◆ About this task ◆
An exact copy of every entry is required, minus the pictures.

◆ Records for this task ◆
● ● ● ● ●
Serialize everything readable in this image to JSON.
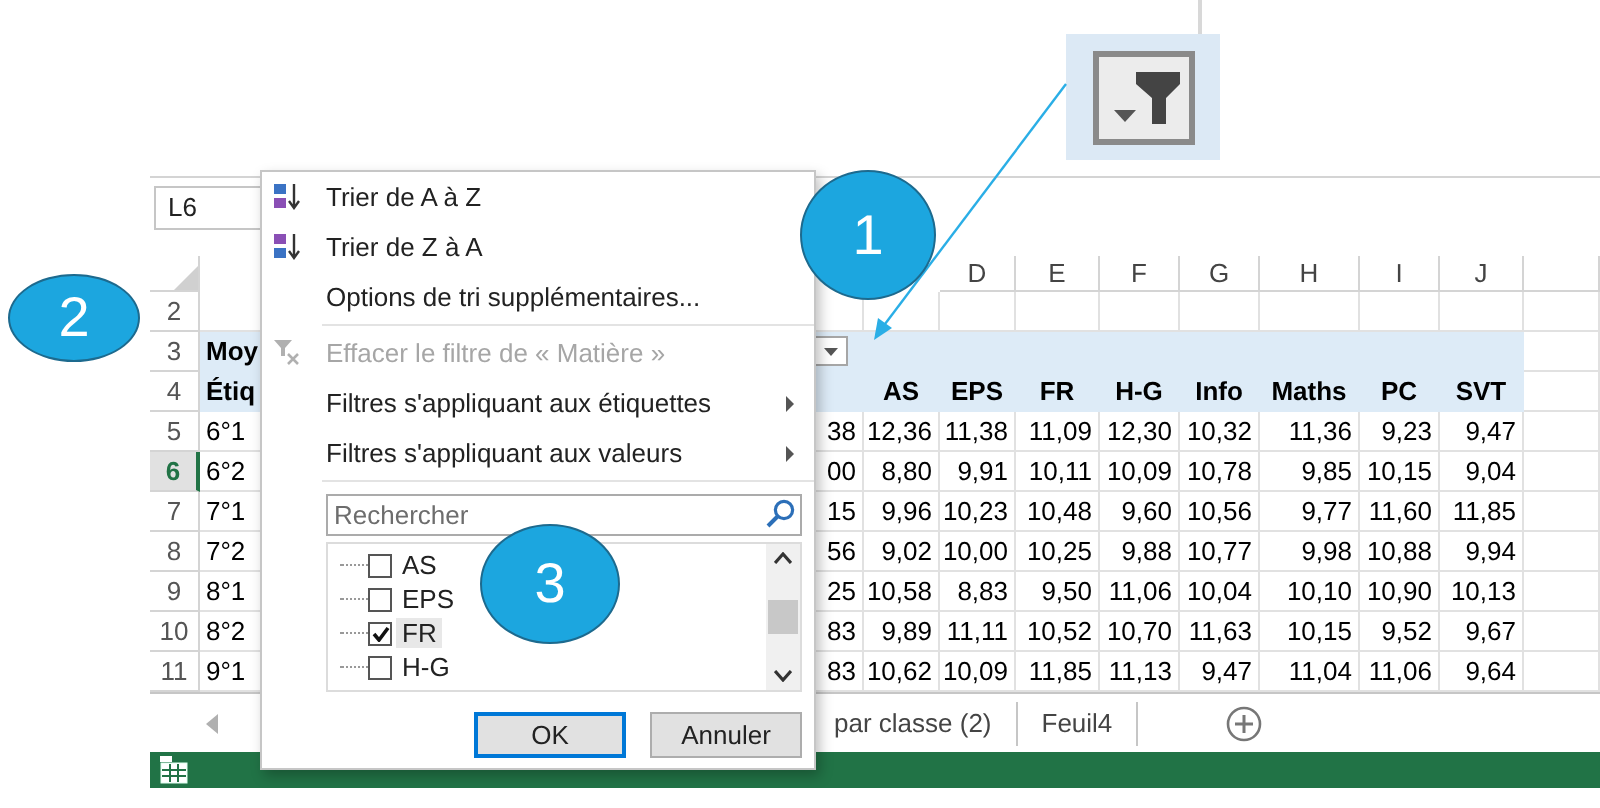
{
  "callouts": [
    {
      "label": "1"
    },
    {
      "label": "2"
    },
    {
      "label": "3"
    }
  ],
  "name_box": "L6",
  "column_letters": [
    "D",
    "E",
    "F",
    "G",
    "H",
    "I",
    "J"
  ],
  "rows": [
    {
      "number": "2",
      "kind": "blank",
      "selected": false
    },
    {
      "number": "3",
      "kind": "title",
      "selected": false,
      "label": "Moy",
      "filter_button": true
    },
    {
      "number": "4",
      "kind": "header",
      "selected": false,
      "label": "Étiq",
      "values": [
        "AS",
        "EPS",
        "FR",
        "H-G",
        "Info",
        "Maths",
        "PC",
        "SVT"
      ]
    },
    {
      "number": "5",
      "kind": "data",
      "selected": false,
      "label": "6°1",
      "col_b": "38",
      "values": [
        "12,36",
        "11,38",
        "11,09",
        "12,30",
        "10,32",
        "11,36",
        "9,23",
        "9,47"
      ]
    },
    {
      "number": "6",
      "kind": "data",
      "selected": true,
      "label": "6°2",
      "col_b": "00",
      "values": [
        "8,80",
        "9,91",
        "10,11",
        "10,09",
        "10,78",
        "9,85",
        "10,15",
        "9,04"
      ]
    },
    {
      "number": "7",
      "kind": "data",
      "selected": false,
      "label": "7°1",
      "col_b": "15",
      "values": [
        "9,96",
        "10,23",
        "10,48",
        "9,60",
        "10,56",
        "9,77",
        "11,60",
        "11,85"
      ]
    },
    {
      "number": "8",
      "kind": "data",
      "selected": false,
      "label": "7°2",
      "col_b": "56",
      "values": [
        "9,02",
        "10,00",
        "10,25",
        "9,88",
        "10,77",
        "9,98",
        "10,88",
        "9,94"
      ]
    },
    {
      "number": "9",
      "kind": "data",
      "selected": false,
      "label": "8°1",
      "col_b": "25",
      "values": [
        "10,58",
        "8,83",
        "9,50",
        "11,06",
        "10,04",
        "10,10",
        "10,90",
        "10,13"
      ]
    },
    {
      "number": "10",
      "kind": "data",
      "selected": false,
      "label": "8°2",
      "col_b": "83",
      "values": [
        "9,89",
        "11,11",
        "10,52",
        "10,70",
        "11,63",
        "10,15",
        "9,52",
        "9,67"
      ]
    },
    {
      "number": "11",
      "kind": "data",
      "selected": false,
      "label": "9°1",
      "col_b": "83",
      "values": [
        "10,62",
        "10,09",
        "11,85",
        "11,13",
        "9,47",
        "11,04",
        "11,06",
        "9,64"
      ]
    }
  ],
  "sheet_tabs": [
    {
      "label": "par classe (2)",
      "selected": false
    },
    {
      "label": "Feuil4",
      "selected": false
    }
  ],
  "filter_menu": {
    "items": [
      {
        "kind": "command",
        "label": "Trier de A à Z",
        "disabled": false,
        "submenu": false
      },
      {
        "kind": "command",
        "label": "Trier de Z à A",
        "disabled": false,
        "submenu": false
      },
      {
        "kind": "command",
        "label": "Options de tri supplémentaires...",
        "disabled": false,
        "submenu": false
      },
      {
        "kind": "separator"
      },
      {
        "kind": "command",
        "label": "Effacer le filtre de « Matière »",
        "disabled": true,
        "submenu": false
      },
      {
        "kind": "command",
        "label": "Filtres s'appliquant aux étiquettes",
        "disabled": false,
        "submenu": true
      },
      {
        "kind": "command",
        "label": "Filtres s'appliquant aux valeurs",
        "disabled": false,
        "submenu": true
      },
      {
        "kind": "separator"
      }
    ],
    "search": {
      "placeholder": "Rechercher"
    },
    "values": [
      {
        "label": "AS",
        "checked": false,
        "selected": false
      },
      {
        "label": "EPS",
        "checked": false,
        "selected": false
      },
      {
        "label": "FR",
        "checked": true,
        "selected": true
      },
      {
        "label": "H-G",
        "checked": false,
        "selected": false
      }
    ],
    "buttons": [
      {
        "label": "OK",
        "default": true
      },
      {
        "label": "Annuler",
        "default": false
      }
    ]
  }
}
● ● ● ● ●
◆ Response for this exercise ◆
Serialize everything readable in this image to JSON.
{
  "callouts": [
    {
      "label": "1"
    },
    {
      "label": "2"
    },
    {
      "label": "3"
    }
  ],
  "name_box": "L6",
  "column_letters": [
    "D",
    "E",
    "F",
    "G",
    "H",
    "I",
    "J"
  ],
  "rows": [
    {
      "number": "2",
      "kind": "blank",
      "selected": false
    },
    {
      "number": "3",
      "kind": "title",
      "selected": false,
      "label": "Moy",
      "filter_button": true
    },
    {
      "number": "4",
      "kind": "header",
      "selected": false,
      "label": "Étiq",
      "values": [
        "AS",
        "EPS",
        "FR",
        "H-G",
        "Info",
        "Maths",
        "PC",
        "SVT"
      ]
    },
    {
      "number": "5",
      "kind": "data",
      "selected": false,
      "label": "6°1",
      "col_b": "38",
      "values": [
        "12,36",
        "11,38",
        "11,09",
        "12,30",
        "10,32",
        "11,36",
        "9,23",
        "9,47"
      ]
    },
    {
      "number": "6",
      "kind": "data",
      "selected": true,
      "label": "6°2",
      "col_b": "00",
      "values": [
        "8,80",
        "9,91",
        "10,11",
        "10,09",
        "10,78",
        "9,85",
        "10,15",
        "9,04"
      ]
    },
    {
      "number": "7",
      "kind": "data",
      "selected": false,
      "label": "7°1",
      "col_b": "15",
      "values": [
        "9,96",
        "10,23",
        "10,48",
        "9,60",
        "10,56",
        "9,77",
        "11,60",
        "11,85"
      ]
    },
    {
      "number": "8",
      "kind": "data",
      "selected": false,
      "label": "7°2",
      "col_b": "56",
      "values": [
        "9,02",
        "10,00",
        "10,25",
        "9,88",
        "10,77",
        "9,98",
        "10,88",
        "9,94"
      ]
    },
    {
      "number": "9",
      "kind": "data",
      "selected": false,
      "label": "8°1",
      "col_b": "25",
      "values": [
        "10,58",
        "8,83",
        "9,50",
        "11,06",
        "10,04",
        "10,10",
        "10,90",
        "10,13"
      ]
    },
    {
      "number": "10",
      "kind": "data",
      "selected": false,
      "label": "8°2",
      "col_b": "83",
      "values": [
        "9,89",
        "11,11",
        "10,52",
        "10,70",
        "11,63",
        "10,15",
        "9,52",
        "9,67"
      ]
    },
    {
      "number": "11",
      "kind": "data",
      "selected": false,
      "label": "9°1",
      "col_b": "83",
      "values": [
        "10,62",
        "10,09",
        "11,85",
        "11,13",
        "9,47",
        "11,04",
        "11,06",
        "9,64"
      ]
    }
  ],
  "sheet_tabs": [
    {
      "label": "par classe (2)",
      "selected": false
    },
    {
      "label": "Feuil4",
      "selected": false
    }
  ],
  "filter_menu": {
    "items": [
      {
        "kind": "command",
        "label": "Trier de A à Z",
        "disabled": false,
        "submenu": false
      },
      {
        "kind": "command",
        "label": "Trier de Z à A",
        "disabled": false,
        "submenu": false
      },
      {
        "kind": "command",
        "label": "Options de tri supplémentaires...",
        "disabled": false,
        "submenu": false
      },
      {
        "kind": "separator"
      },
      {
        "kind": "command",
        "label": "Effacer le filtre de « Matière »",
        "disabled": true,
        "submenu": false
      },
      {
        "kind": "command",
        "label": "Filtres s'appliquant aux étiquettes",
        "disabled": false,
        "submenu": true
      },
      {
        "kind": "command",
        "label": "Filtres s'appliquant aux valeurs",
        "disabled": false,
        "submenu": true
      },
      {
        "kind": "separator"
      }
    ],
    "search": {
      "placeholder": "Rechercher"
    },
    "values": [
      {
        "label": "AS",
        "checked": false,
        "selected": false
      },
      {
        "label": "EPS",
        "checked": false,
        "selected": false
      },
      {
        "label": "FR",
        "checked": true,
        "selected": true
      },
      {
        "label": "H-G",
        "checked": false,
        "selected": false
      }
    ],
    "buttons": [
      {
        "label": "OK",
        "default": true
      },
      {
        "label": "Annuler",
        "default": false
      }
    ]
  }
}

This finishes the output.